Another, and an even "sexier" free application I recommend is a new media player, the VLC Media Player. Up till now the Windows Media Player (which comes free with Windows) has been the best, and it still runs rings around Apple's lame QuickTime and RealPlayer, but the VLC Media Player plays even more movie formats than the Windows one, and like WMP, you can just double-click on it to make your movie full-screen. You can even play DVD-format files (as in the Hollywood movies you rent) if for some reason you have them in file form instead of in an actual Digital Video Disk. It plays YouTube's Flash-format clips, and a host of others. And like the best things in life, it's absolutely free (at least thus far). Go to http://www.videolan.org/vlc/.
Another tip I want to share is that you can buy good used computers these days for much less than their new price in stores, and for even less at garage sales, flea markets, and online auctions like eBay. My desktop computer cost me $135, with both a DVD drive and a CD drive (it came with a used keyboard and mouse, but not a monitor, which I already had; but good used monitors can also be found in similar places, and in yard sales and flea markets these days). I bought another several years ago for my grand-duaghter for $85. So look for computer service places in your local directory and call to ask if they have refurbished used PCs available.

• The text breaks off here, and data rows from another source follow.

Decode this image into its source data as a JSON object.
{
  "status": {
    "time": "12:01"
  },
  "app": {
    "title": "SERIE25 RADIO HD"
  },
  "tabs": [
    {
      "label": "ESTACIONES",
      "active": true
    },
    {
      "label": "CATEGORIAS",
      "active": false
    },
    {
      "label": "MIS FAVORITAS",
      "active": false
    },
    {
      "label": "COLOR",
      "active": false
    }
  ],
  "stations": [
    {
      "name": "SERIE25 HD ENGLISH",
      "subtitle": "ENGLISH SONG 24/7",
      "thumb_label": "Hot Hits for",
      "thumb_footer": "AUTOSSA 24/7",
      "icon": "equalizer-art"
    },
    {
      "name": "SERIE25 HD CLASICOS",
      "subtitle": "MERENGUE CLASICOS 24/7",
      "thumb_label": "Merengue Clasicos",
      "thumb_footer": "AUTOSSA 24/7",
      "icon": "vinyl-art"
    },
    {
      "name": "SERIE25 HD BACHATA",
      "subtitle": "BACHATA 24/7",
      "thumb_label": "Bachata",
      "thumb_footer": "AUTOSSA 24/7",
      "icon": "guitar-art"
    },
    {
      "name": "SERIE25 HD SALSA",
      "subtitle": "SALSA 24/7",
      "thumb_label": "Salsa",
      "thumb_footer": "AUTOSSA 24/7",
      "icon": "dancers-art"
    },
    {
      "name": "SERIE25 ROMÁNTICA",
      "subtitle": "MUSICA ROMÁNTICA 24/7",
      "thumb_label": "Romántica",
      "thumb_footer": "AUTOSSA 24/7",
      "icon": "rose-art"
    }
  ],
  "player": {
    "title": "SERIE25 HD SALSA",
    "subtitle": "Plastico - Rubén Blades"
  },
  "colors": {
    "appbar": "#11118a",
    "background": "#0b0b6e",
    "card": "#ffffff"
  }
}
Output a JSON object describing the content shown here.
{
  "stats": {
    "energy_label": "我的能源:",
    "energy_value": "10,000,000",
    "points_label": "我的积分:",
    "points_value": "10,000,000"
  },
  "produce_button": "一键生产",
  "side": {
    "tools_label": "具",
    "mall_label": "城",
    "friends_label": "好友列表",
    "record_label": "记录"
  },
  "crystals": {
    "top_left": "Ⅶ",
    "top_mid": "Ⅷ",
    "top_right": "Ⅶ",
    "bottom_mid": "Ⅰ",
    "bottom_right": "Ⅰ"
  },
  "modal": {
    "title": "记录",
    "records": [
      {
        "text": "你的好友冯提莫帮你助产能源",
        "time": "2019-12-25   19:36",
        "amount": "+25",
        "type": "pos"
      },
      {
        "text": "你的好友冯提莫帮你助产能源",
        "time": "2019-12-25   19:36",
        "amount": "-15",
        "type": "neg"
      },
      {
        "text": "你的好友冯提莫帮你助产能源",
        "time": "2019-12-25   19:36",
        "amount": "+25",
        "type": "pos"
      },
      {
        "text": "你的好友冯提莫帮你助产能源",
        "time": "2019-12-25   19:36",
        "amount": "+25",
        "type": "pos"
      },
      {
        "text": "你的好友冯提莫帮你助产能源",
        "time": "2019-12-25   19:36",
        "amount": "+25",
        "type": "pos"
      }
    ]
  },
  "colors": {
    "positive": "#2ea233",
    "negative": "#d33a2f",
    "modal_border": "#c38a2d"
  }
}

My final Christmas present, this week, is another tip. I would have saved days of my computer hades last week if I'd known this sooner: If you're using Windows XP and you have a virus attack or your system is otherwise disabled, you can go to an earlier version of your system and restore it. My daughter Chis knew about this, but I learned it too late to save me a trip to the computer service guys (and a fee, of course). If you have a system malfunction, go to your computer's Control Panel (click "start" in the lower left corner of your screen and Control Panel is one of the menu items you see). Open the Control Panel. On it, select (click) Performance and Maintenance. After the new window opens, on the left column you will see "System Restore." Click it and choose "Restore my computer to an earlier time." This will give you a calendar with up to four active dates earlier than today. If your problem occurred today, you can select yesterday's date, and it will reboot your computer with all the settings you had yesterday and without the malware or virus you were attacked by today. I hope you don't have to try it, but if you do you'll be glad you knew about this feature.